Mumbai, June 27: The microfinance industry is likely to see a turnaround with its loan book growing at 35 per cent to reach Rs 45,000 crore by March 2016, Crisil has said in a report.
The sector has put behind the Andhra Pradesh crisis and is now emerging as one of the fastest growing segments in the domestic financial space.
Greater regulatory clarity, including the recognition of the Micro Finance Institutions Network as a self-regulatory organisation by the Reserve Bank of India (RBI), and a stable operating environment have helped to boost the shareholders’ confidence in the sector.
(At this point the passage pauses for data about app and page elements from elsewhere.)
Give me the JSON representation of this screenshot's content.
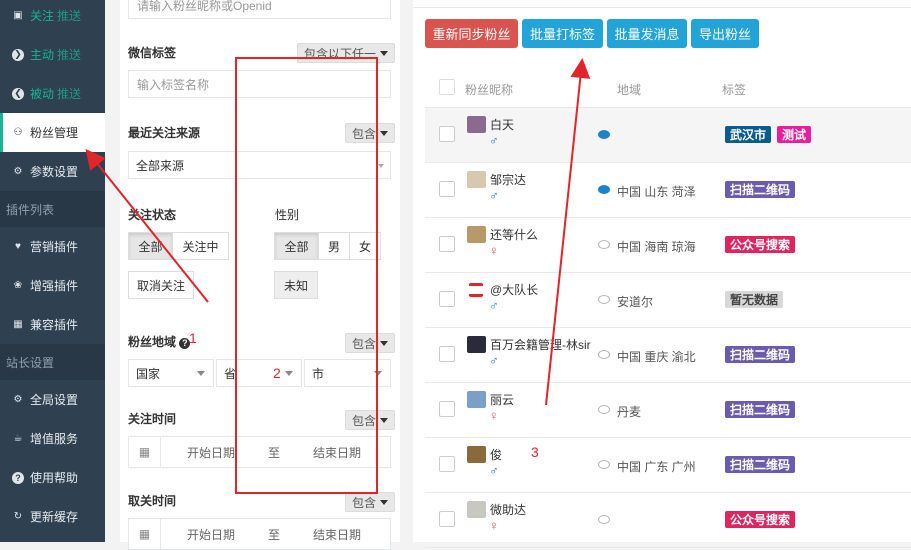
{
  "sidebar": {
    "items": [
      {
        "label": "关注",
        "label2": "推送",
        "icon": "rss-icon",
        "glyph": "▣",
        "green": true
      },
      {
        "label": "主动",
        "label2": "推送",
        "icon": "arrow-circle-right-icon",
        "glyph": "❯",
        "green": true,
        "circle": true
      },
      {
        "label": "被动",
        "label2": "推送",
        "icon": "arrow-circle-left-icon",
        "glyph": "❮",
        "green": true,
        "circle": true
      },
      {
        "label": "粉丝管理",
        "icon": "users-icon",
        "glyph": "⚇",
        "active": true
      },
      {
        "label": "参数设置",
        "icon": "gear-icon",
        "glyph": "⚙"
      }
    ],
    "section1": "插件列表",
    "plugins": [
      {
        "label": "营销插件",
        "icon": "heart-icon",
        "glyph": "♥"
      },
      {
        "label": "增强插件",
        "icon": "paw-icon",
        "glyph": "❀"
      },
      {
        "label": "兼容插件",
        "icon": "grid-icon",
        "glyph": "▦"
      }
    ],
    "section2": "站长设置",
    "settings": [
      {
        "label": "全局设置",
        "icon": "gear-icon",
        "glyph": "⚙"
      },
      {
        "label": "增值服务",
        "icon": "coffee-icon",
        "glyph": "☕"
      },
      {
        "label": "使用帮助",
        "icon": "question-circle-icon",
        "glyph": "?",
        "circle": true
      },
      {
        "label": "更新缓存",
        "icon": "refresh-icon",
        "glyph": "↻"
      }
    ]
  },
  "filters": {
    "top_placeholder": "请输入粉丝昵称或Openid",
    "tag_label": "微信标签",
    "tag_mode": "包含以下任一",
    "tag_placeholder": "输入标签名称",
    "source_label": "最近关注来源",
    "source_mode": "包含",
    "source_value": "全部来源",
    "follow_label": "关注状态",
    "follow_options": [
      "全部",
      "关注中"
    ],
    "follow_cancel": "取消关注",
    "gender_label": "性别",
    "gender_options": [
      "全部",
      "男",
      "女"
    ],
    "gender_unknown": "未知",
    "region_label": "粉丝地域",
    "region_help": "?",
    "region_mode": "包含",
    "country": "国家",
    "province": "省",
    "city": "市",
    "follow_time_label": "关注时间",
    "follow_time_mode": "包含",
    "date_start": "开始日期",
    "date_to": "至",
    "date_end": "结束日期",
    "unfollow_time_label": "取关时间",
    "unfollow_time_mode": "包含",
    "date_start2": "开始日期",
    "date_to2": "至",
    "date_end2": "结束日期"
  },
  "actions": {
    "resync": "重新同步粉丝",
    "batch_tag": "批量打标签",
    "batch_msg": "批量发消息",
    "export": "导出粉丝"
  },
  "colors": {
    "danger": "#d9534f",
    "info": "#23a4d9",
    "sidebar_bg": "#2f4050",
    "accent_green": "#1ab394",
    "annotation_red": "#e2242b"
  },
  "table": {
    "headers": [
      "粉丝昵称",
      "地域",
      "标签"
    ],
    "rows": [
      {
        "nick": "白天",
        "sex": "♂",
        "sex_class": "m",
        "chat": "on",
        "region": "",
        "tags": [
          {
            "text": "武汉市",
            "color": "#0a5c8c"
          },
          {
            "text": "测试",
            "color": "#e91e9c"
          }
        ],
        "avatar": "#8b6a8f"
      },
      {
        "nick": "邹宗达",
        "sex": "♂",
        "sex_class": "m",
        "chat": "on",
        "region": "中国  山东  菏泽",
        "tags": [
          {
            "text": "扫描二维码",
            "color": "#6a5bac"
          }
        ],
        "avatar": "#d8c8b0"
      },
      {
        "nick": "还等什么",
        "sex": "♀",
        "sex_class": "f",
        "chat": "off",
        "region": "中国  海南  琼海",
        "tags": [
          {
            "text": "公众号搜索",
            "color": "#e0245e"
          }
        ],
        "avatar": "#b89a6a"
      },
      {
        "nick": "@大队长",
        "sex": "♂",
        "sex_class": "m",
        "chat": "off",
        "region": "安道尔",
        "tags": [
          {
            "text": "暂无数据",
            "color": "#d8d8d8",
            "dark": true
          }
        ],
        "avatar": "#e2242b"
      },
      {
        "nick": "百万会籍管理-林sir",
        "sex": "♂",
        "sex_class": "m",
        "chat": "off",
        "region": "中国  重庆  渝北",
        "tags": [
          {
            "text": "扫描二维码",
            "color": "#6a5bac"
          }
        ],
        "avatar": "#2a2a3a"
      },
      {
        "nick": "丽云",
        "sex": "♀",
        "sex_class": "f",
        "chat": "off",
        "region": "丹麦",
        "tags": [
          {
            "text": "扫描二维码",
            "color": "#6a5bac"
          }
        ],
        "avatar": "#7aa0c8"
      },
      {
        "nick": "俊",
        "sex": "♂",
        "sex_class": "m",
        "chat": "off",
        "region": "中国  广东  广州",
        "tags": [
          {
            "text": "扫描二维码",
            "color": "#6a5bac"
          }
        ],
        "avatar": "#8a6a3a"
      },
      {
        "nick": "微助达",
        "sex": "♀",
        "sex_class": "f",
        "chat": "off",
        "region": "",
        "tags": [
          {
            "text": "公众号搜索",
            "color": "#e0245e"
          }
        ],
        "avatar": "#c8c8c0"
      }
    ]
  },
  "annotations": {
    "n1": "1",
    "n2": "2",
    "n3": "3"
  }
}
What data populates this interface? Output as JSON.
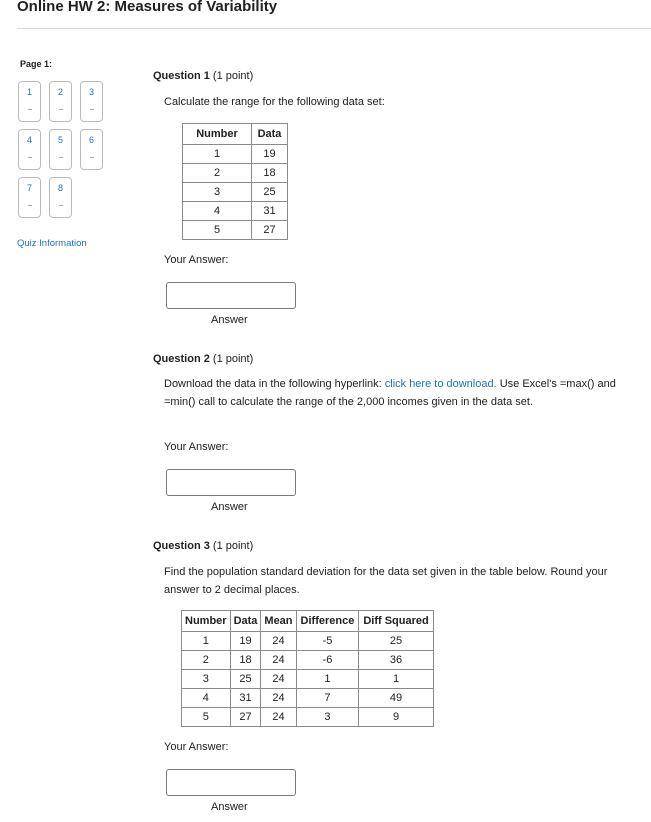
{
  "page": {
    "title": "Online HW 2: Measures of Variability"
  },
  "sidebar": {
    "page_label": "Page 1:",
    "questions": [
      {
        "number": "1",
        "status": "--"
      },
      {
        "number": "2",
        "status": "--"
      },
      {
        "number": "3",
        "status": "--"
      },
      {
        "number": "4",
        "status": "--"
      },
      {
        "number": "5",
        "status": "--"
      },
      {
        "number": "6",
        "status": "--"
      },
      {
        "number": "7",
        "status": "--"
      },
      {
        "number": "8",
        "status": "--"
      }
    ],
    "quiz_info_link": "Quiz Information"
  },
  "questions": [
    {
      "label": "Question 1",
      "points": "(1 point)",
      "text": "Calculate the range for the following data set:",
      "table": {
        "headers": [
          "Number",
          "Data"
        ],
        "rows": [
          [
            "1",
            "19"
          ],
          [
            "2",
            "18"
          ],
          [
            "3",
            "25"
          ],
          [
            "4",
            "31"
          ],
          [
            "5",
            "27"
          ]
        ]
      },
      "your_answer_label": "Your Answer:",
      "answer_value": "",
      "answer_caption": "Answer"
    },
    {
      "label": "Question 2",
      "points": "(1 point)",
      "text_before_link": "Download the data in the following hyperlink: ",
      "link_text": "click here to download.",
      "text_after_link": " Use Excel's =max() and =min() call to calculate the range of the 2,000 incomes given in the data set.",
      "your_answer_label": "Your Answer:",
      "answer_value": "",
      "answer_caption": "Answer"
    },
    {
      "label": "Question 3",
      "points": "(1 point)",
      "text": "Find the population standard deviation for the data set given in the table below. Round your answer to 2 decimal places.",
      "table": {
        "headers": [
          "Number",
          "Data",
          "Mean",
          "Difference",
          "Diff Squared"
        ],
        "rows": [
          [
            "1",
            "19",
            "24",
            "-5",
            "25"
          ],
          [
            "2",
            "18",
            "24",
            "-6",
            "36"
          ],
          [
            "3",
            "25",
            "24",
            "1",
            "1"
          ],
          [
            "4",
            "31",
            "24",
            "7",
            "49"
          ],
          [
            "5",
            "27",
            "24",
            "3",
            "9"
          ]
        ]
      },
      "your_answer_label": "Your Answer:",
      "answer_value": "",
      "answer_caption": "Answer"
    }
  ]
}
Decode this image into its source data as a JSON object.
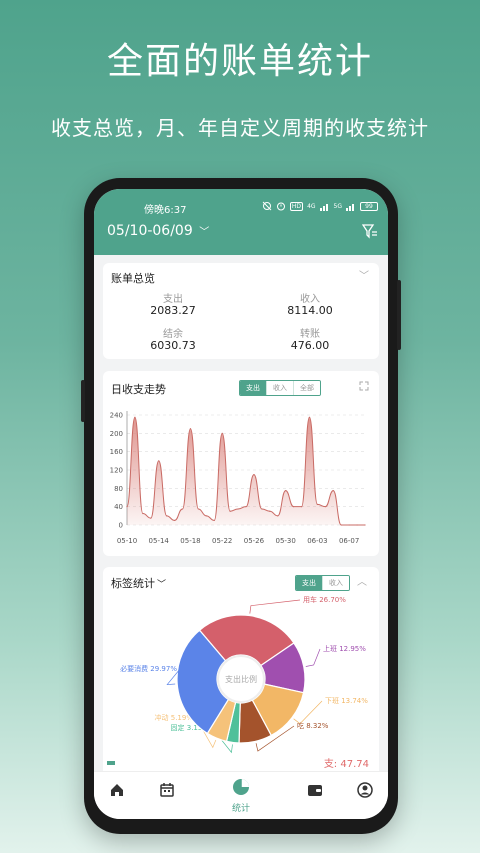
{
  "promo": {
    "title": "全面的账单统计",
    "subtitle": "收支总览，月、年自定义周期的收支统计"
  },
  "status_bar": {
    "time": "傍晚6:37",
    "network_badge": "HD",
    "network_type": "4G",
    "network_type2": "5G",
    "battery": "99"
  },
  "header": {
    "date_range": "05/10-06/09",
    "chevron": "chevron-down-icon",
    "filter": "filter-icon"
  },
  "overview": {
    "title": "账单总览",
    "items": [
      {
        "label": "支出",
        "value": "2083.27"
      },
      {
        "label": "收入",
        "value": "8114.00"
      },
      {
        "label": "结余",
        "value": "6030.73"
      },
      {
        "label": "转账",
        "value": "476.00"
      }
    ]
  },
  "trend": {
    "title": "日收支走势",
    "tabs": [
      "支出",
      "收入",
      "全部"
    ],
    "active_tab": "支出"
  },
  "chart_data": {
    "type": "area",
    "title": "日收支走势",
    "xlabel": "",
    "ylabel": "",
    "ylim": [
      0,
      240
    ],
    "yticks": [
      0,
      40,
      80,
      120,
      160,
      200,
      240
    ],
    "xtick_labels": [
      "05-10",
      "05-14",
      "05-18",
      "05-22",
      "05-26",
      "05-30",
      "06-03",
      "06-07"
    ],
    "x": [
      "05-10",
      "05-11",
      "05-12",
      "05-13",
      "05-14",
      "05-15",
      "05-16",
      "05-17",
      "05-18",
      "05-19",
      "05-20",
      "05-21",
      "05-22",
      "05-23",
      "05-24",
      "05-25",
      "05-26",
      "05-27",
      "05-28",
      "05-29",
      "05-30",
      "05-31",
      "06-01",
      "06-02",
      "06-03",
      "06-04",
      "06-05",
      "06-06",
      "06-07",
      "06-08",
      "06-09"
    ],
    "values": [
      40,
      235,
      25,
      15,
      140,
      20,
      10,
      35,
      210,
      35,
      20,
      10,
      200,
      30,
      35,
      40,
      110,
      35,
      30,
      20,
      75,
      40,
      40,
      235,
      45,
      40,
      75,
      0,
      0,
      0,
      0
    ],
    "grid": true,
    "color": "#d9817a"
  },
  "tags": {
    "title": "标签统计",
    "tabs": [
      "支出",
      "收入"
    ],
    "active_tab": "支出",
    "center_label": "支出比例",
    "slices": [
      {
        "name": "用车",
        "percent": "26.70%",
        "value": 26.7,
        "color": "#d4606b"
      },
      {
        "name": "上班",
        "percent": "12.95%",
        "value": 12.95,
        "color": "#a04faf"
      },
      {
        "name": "下班",
        "percent": "13.74%",
        "value": 13.74,
        "color": "#f2b766"
      },
      {
        "name": "吃",
        "percent": "8.32%",
        "value": 8.32,
        "color": "#a4532c"
      },
      {
        "name": "固定",
        "percent": "3.13%",
        "value": 3.13,
        "color": "#4fc09a"
      },
      {
        "name": "冲动",
        "percent": "5.19%",
        "value": 5.19,
        "color": "#f5c27a"
      },
      {
        "name": "必要消费",
        "percent": "29.97%",
        "value": 29.97,
        "color": "#5b84e8"
      }
    ],
    "footer_text": "支: 47.74"
  },
  "nav": {
    "items": [
      {
        "icon": "home-icon",
        "label": ""
      },
      {
        "icon": "calendar-icon",
        "label": ""
      },
      {
        "icon": "pie-chart-icon",
        "label": "统计"
      },
      {
        "icon": "wallet-icon",
        "label": ""
      },
      {
        "icon": "user-icon",
        "label": ""
      }
    ]
  },
  "colors": {
    "brand": "#4fa38c",
    "chart": "#d9817a"
  }
}
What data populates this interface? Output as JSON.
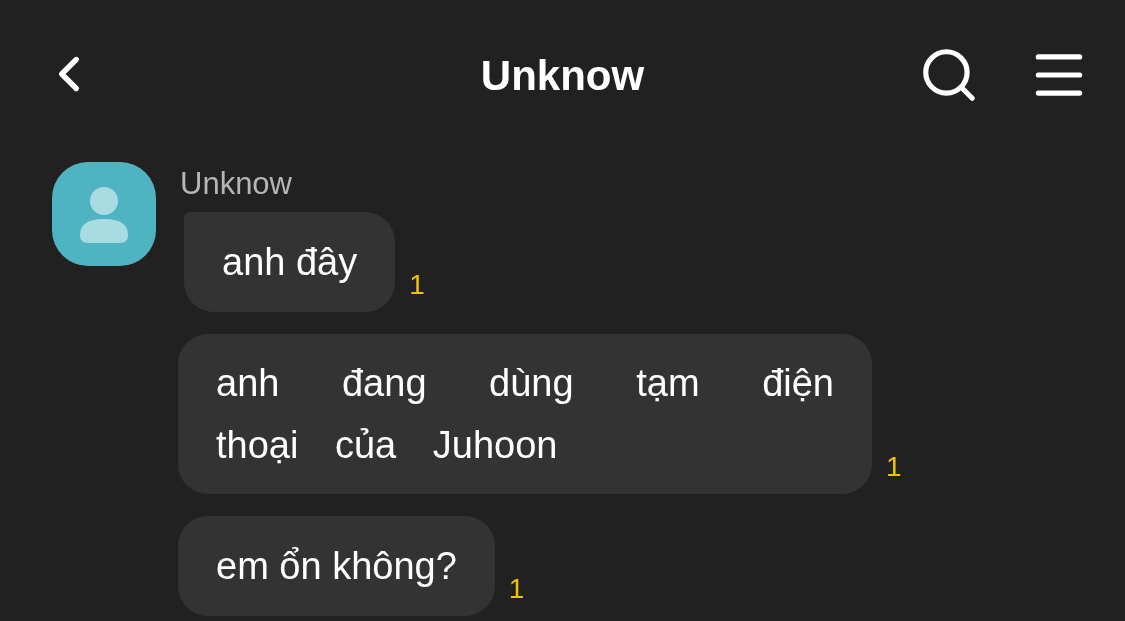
{
  "header": {
    "title": "Unknow"
  },
  "chat": {
    "sender": "Unknow",
    "messages": [
      {
        "text": "anh đây",
        "unread": "1",
        "tail": true
      },
      {
        "text": "anh đang dùng tạm điện thoại của Juhoon",
        "unread": "1",
        "tail": false
      },
      {
        "text": "em ổn không?",
        "unread": "1",
        "tail": false
      }
    ]
  }
}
“The sector is far more resilient today than what it was in the past. Greater clarity from the RBI’s guidelines, deeper penetration of credit bureaux and increasing use of technology to improve collections are distinctive features of the current phase of growth in India’s MFI sector,” Pawan Agrawal, senior director at Crisil Ratings, said.
The industry sunk into a crisis after 2010, when the Andhra Pradesh government promulgated an ordinance to regulate its activities. The development affected not only loan recoveries, but also bank funding.
However, there has been a reversal in the sector’s fortunes.
Andhra Pradesh earlier had accounted for a major share of MFI assets. No state now accounts for more than 20 per cent of loans from the microfinance industry.
Over the past three years, MFIs have raised Rs 2,000 crore as equity and Rs 24,000 crore as additional funds from banks.
Bank funding to MFIs is eligible for priority sector lending status.
In its report, Crisil said there had been an improvement in the flow of debt funding and equity capital to the sector, resulting in 43 per cent growth in MFI loan assets during 2013-14.
The rating agency, however, added that to sustain the current pace of growth, MFIs will have to raise equity and address the challenges associated with low promoter shareholdings and a near-term decline in profitability.
Crisil estimates that the MFIs will need to raise equity of at least Rs 1,800 crore over the next two years to maintain the growth momentum.
Further, the MFIs’ dependence on bank loans, specifically from the top five banks, is expected to remain high over the medium term.
According to Crisil, the MFIs are adequately capitalised for their current scale of operations.
However, three years of rapid growth have skewed the sector’s gearing (debt-to-equity ratio) to 5.4 times, from around three times in the past, it said.